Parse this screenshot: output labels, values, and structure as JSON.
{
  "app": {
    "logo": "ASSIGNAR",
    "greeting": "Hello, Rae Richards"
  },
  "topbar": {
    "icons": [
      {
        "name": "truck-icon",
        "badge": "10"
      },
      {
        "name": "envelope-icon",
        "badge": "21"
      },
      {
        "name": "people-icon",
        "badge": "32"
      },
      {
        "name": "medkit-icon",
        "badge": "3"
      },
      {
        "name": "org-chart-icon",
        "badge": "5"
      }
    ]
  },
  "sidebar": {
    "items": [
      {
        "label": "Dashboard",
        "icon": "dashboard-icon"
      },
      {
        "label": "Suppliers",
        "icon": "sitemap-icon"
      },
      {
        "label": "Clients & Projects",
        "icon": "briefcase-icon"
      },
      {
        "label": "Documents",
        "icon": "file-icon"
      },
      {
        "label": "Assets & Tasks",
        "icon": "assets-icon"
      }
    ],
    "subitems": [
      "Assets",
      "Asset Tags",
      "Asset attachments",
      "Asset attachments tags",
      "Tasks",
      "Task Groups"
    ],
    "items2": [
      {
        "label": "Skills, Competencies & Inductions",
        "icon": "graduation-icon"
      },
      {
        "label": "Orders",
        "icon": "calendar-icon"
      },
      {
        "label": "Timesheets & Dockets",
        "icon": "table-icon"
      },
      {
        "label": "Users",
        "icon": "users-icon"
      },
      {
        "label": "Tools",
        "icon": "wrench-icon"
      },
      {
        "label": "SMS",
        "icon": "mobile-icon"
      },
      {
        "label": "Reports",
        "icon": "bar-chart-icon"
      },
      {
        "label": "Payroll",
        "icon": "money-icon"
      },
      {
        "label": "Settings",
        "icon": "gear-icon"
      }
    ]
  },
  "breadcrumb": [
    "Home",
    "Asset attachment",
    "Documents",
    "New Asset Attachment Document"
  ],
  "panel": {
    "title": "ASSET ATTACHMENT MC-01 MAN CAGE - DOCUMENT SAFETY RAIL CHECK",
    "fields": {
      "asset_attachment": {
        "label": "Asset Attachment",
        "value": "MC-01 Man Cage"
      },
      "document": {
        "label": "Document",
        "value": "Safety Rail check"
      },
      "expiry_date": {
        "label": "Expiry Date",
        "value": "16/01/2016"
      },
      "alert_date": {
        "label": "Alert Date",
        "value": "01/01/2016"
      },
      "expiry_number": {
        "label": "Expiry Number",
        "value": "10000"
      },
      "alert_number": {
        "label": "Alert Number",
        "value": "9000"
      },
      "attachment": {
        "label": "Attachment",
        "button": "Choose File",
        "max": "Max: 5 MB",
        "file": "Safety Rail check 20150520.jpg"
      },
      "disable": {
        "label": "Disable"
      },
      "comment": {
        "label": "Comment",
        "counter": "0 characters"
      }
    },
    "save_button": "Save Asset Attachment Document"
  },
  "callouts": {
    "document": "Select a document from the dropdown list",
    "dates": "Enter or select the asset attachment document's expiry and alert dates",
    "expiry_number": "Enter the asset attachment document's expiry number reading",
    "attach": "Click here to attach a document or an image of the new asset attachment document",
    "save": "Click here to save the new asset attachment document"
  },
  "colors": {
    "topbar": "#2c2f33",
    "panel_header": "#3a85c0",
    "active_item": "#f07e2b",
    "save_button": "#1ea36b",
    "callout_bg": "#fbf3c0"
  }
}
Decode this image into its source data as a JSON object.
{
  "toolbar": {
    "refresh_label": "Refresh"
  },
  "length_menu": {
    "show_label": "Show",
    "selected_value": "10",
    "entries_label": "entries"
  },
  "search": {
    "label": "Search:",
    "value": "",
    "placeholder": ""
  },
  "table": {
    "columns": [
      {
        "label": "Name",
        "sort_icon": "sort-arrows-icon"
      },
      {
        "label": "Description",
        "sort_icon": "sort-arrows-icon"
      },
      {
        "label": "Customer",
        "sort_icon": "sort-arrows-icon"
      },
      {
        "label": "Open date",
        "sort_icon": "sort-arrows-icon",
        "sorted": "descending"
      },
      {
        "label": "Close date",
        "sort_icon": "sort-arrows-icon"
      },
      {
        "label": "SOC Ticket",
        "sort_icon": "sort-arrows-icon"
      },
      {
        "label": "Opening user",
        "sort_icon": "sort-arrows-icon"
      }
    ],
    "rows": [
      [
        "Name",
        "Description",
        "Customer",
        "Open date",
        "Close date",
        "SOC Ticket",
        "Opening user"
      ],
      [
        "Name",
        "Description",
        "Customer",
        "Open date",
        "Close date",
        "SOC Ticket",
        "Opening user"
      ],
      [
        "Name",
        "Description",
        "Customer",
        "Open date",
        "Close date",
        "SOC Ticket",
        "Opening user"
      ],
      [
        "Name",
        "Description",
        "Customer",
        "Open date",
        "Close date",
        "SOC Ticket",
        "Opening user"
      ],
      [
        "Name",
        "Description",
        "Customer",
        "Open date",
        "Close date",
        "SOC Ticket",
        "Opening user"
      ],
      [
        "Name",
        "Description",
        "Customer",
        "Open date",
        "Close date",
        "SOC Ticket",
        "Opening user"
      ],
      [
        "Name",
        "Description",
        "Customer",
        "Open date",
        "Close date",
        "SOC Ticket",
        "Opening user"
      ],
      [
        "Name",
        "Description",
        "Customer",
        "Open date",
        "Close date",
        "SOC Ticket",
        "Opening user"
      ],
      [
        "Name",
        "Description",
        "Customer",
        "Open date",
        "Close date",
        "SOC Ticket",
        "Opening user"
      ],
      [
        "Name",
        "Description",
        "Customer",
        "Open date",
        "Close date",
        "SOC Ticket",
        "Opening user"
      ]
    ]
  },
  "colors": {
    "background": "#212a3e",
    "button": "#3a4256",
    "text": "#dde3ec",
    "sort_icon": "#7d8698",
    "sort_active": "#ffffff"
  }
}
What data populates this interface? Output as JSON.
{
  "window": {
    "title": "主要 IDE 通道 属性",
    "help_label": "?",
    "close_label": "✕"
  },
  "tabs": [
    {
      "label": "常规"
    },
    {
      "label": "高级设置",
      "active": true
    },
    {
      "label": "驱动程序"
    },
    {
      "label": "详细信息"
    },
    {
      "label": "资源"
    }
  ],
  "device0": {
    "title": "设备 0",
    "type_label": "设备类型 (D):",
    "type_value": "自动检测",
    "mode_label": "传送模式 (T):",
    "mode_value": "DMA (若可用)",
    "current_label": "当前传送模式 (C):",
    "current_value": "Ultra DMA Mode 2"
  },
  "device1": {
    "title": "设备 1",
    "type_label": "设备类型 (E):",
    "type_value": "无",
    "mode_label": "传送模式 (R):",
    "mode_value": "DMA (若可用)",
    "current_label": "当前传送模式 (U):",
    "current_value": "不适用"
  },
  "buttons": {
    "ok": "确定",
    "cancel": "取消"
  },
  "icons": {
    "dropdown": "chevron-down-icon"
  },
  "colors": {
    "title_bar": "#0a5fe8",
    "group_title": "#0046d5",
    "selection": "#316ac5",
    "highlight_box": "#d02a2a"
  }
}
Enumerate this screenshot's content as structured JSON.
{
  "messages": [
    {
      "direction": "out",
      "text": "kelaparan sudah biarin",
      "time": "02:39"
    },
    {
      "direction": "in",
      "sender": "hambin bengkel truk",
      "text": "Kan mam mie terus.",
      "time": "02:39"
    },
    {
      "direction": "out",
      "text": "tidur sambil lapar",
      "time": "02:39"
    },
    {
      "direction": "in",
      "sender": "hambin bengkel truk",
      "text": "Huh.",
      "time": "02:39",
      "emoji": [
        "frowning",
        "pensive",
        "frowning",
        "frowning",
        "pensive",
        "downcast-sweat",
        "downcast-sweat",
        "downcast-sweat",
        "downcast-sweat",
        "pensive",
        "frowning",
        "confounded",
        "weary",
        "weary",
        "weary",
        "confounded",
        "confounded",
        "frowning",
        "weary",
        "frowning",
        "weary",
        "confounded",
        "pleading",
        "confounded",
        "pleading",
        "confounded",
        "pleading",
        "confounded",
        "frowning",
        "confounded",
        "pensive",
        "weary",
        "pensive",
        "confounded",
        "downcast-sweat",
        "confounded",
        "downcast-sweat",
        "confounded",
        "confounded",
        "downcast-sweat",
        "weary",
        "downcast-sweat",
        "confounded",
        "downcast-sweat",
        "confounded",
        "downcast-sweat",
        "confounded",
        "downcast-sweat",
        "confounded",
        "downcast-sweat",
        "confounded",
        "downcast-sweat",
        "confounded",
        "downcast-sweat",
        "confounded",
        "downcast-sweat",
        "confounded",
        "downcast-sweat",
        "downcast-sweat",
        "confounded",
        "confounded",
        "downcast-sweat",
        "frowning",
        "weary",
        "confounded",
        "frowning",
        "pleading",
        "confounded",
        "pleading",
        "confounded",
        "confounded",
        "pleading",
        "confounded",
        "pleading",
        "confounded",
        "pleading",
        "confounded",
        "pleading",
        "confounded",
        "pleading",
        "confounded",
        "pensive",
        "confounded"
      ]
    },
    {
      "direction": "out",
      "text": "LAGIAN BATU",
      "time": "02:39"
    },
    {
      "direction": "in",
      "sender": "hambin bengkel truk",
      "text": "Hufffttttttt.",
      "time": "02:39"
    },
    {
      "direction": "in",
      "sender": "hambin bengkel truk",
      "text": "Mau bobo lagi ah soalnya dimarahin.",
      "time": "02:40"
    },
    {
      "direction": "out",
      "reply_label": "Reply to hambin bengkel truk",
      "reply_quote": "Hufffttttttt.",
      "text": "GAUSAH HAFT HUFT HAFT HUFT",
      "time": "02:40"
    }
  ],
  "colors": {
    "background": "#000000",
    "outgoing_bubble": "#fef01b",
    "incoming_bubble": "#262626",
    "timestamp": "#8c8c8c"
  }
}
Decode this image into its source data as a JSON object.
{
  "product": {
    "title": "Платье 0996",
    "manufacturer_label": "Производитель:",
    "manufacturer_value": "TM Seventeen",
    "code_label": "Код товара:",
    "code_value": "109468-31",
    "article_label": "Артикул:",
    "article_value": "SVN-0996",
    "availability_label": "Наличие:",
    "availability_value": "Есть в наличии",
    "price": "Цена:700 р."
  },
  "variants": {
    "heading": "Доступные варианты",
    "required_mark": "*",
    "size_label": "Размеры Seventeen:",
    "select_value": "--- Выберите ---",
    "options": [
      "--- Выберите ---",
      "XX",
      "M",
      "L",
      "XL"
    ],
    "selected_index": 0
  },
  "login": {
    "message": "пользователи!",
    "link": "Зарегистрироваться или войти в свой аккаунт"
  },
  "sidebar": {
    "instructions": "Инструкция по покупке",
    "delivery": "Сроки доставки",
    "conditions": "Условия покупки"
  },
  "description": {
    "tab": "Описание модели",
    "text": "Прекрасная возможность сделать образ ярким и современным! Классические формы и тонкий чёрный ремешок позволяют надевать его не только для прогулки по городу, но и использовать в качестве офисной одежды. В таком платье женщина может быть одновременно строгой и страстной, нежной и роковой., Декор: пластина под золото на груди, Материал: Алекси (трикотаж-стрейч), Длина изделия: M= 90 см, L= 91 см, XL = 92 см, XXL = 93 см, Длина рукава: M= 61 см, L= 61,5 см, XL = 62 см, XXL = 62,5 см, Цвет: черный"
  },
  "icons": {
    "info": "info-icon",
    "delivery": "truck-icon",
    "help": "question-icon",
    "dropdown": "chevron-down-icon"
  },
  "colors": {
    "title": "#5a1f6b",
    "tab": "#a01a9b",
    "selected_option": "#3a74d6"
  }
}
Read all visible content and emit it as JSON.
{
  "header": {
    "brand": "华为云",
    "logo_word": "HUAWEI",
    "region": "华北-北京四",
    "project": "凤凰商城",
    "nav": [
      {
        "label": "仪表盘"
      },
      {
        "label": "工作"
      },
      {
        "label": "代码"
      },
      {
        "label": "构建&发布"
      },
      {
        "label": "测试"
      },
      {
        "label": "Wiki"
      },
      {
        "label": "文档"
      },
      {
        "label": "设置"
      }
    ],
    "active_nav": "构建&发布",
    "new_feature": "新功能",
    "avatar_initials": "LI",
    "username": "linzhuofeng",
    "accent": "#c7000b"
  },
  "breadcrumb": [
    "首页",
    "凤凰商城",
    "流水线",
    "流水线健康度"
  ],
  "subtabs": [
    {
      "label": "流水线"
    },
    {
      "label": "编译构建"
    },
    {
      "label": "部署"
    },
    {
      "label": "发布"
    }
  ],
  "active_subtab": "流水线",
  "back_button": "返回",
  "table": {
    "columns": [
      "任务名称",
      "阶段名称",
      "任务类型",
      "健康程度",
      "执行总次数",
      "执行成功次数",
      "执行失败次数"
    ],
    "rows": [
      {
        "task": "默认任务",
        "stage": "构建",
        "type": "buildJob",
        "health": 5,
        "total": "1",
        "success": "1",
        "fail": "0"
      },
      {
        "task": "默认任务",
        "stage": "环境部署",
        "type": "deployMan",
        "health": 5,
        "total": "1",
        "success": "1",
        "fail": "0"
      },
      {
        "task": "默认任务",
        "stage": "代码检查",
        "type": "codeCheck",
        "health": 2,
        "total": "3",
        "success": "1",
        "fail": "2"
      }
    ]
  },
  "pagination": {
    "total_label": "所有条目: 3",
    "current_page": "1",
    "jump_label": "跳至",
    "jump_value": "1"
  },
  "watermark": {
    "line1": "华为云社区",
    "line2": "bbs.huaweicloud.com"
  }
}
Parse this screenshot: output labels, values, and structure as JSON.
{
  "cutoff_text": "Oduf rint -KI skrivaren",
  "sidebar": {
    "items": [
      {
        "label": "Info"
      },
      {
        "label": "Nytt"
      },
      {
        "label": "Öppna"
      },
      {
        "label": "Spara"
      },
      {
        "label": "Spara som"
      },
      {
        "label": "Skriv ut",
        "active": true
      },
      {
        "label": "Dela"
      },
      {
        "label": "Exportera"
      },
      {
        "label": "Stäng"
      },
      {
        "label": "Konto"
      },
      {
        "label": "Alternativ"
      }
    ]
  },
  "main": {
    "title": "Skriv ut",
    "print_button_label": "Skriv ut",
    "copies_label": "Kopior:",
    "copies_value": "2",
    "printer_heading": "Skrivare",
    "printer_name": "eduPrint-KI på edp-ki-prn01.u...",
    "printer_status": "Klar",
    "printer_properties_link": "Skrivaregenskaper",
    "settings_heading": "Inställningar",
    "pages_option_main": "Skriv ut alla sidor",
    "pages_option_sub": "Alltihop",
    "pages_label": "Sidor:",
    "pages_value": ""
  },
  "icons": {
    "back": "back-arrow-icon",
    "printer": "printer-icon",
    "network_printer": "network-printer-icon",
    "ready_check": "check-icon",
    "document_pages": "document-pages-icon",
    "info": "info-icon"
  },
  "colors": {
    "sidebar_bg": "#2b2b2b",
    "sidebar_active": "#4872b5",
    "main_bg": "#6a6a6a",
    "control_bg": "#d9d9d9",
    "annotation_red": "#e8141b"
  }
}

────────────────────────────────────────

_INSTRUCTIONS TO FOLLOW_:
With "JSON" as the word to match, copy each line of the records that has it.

_FINISHED EXERCISE_:
Parse this screenshot: output labels, values, and structure as JSON.
Decode this image into its source data as a JSON object.
What data populates this interface? Output as JSON.
Enumerate this screenshot's content as structured JSON.
Decode this image into its source data as a JSON object.
Read all visible content and emit it as JSON.
Parse this screenshot: output labels, values, and structure as JSON.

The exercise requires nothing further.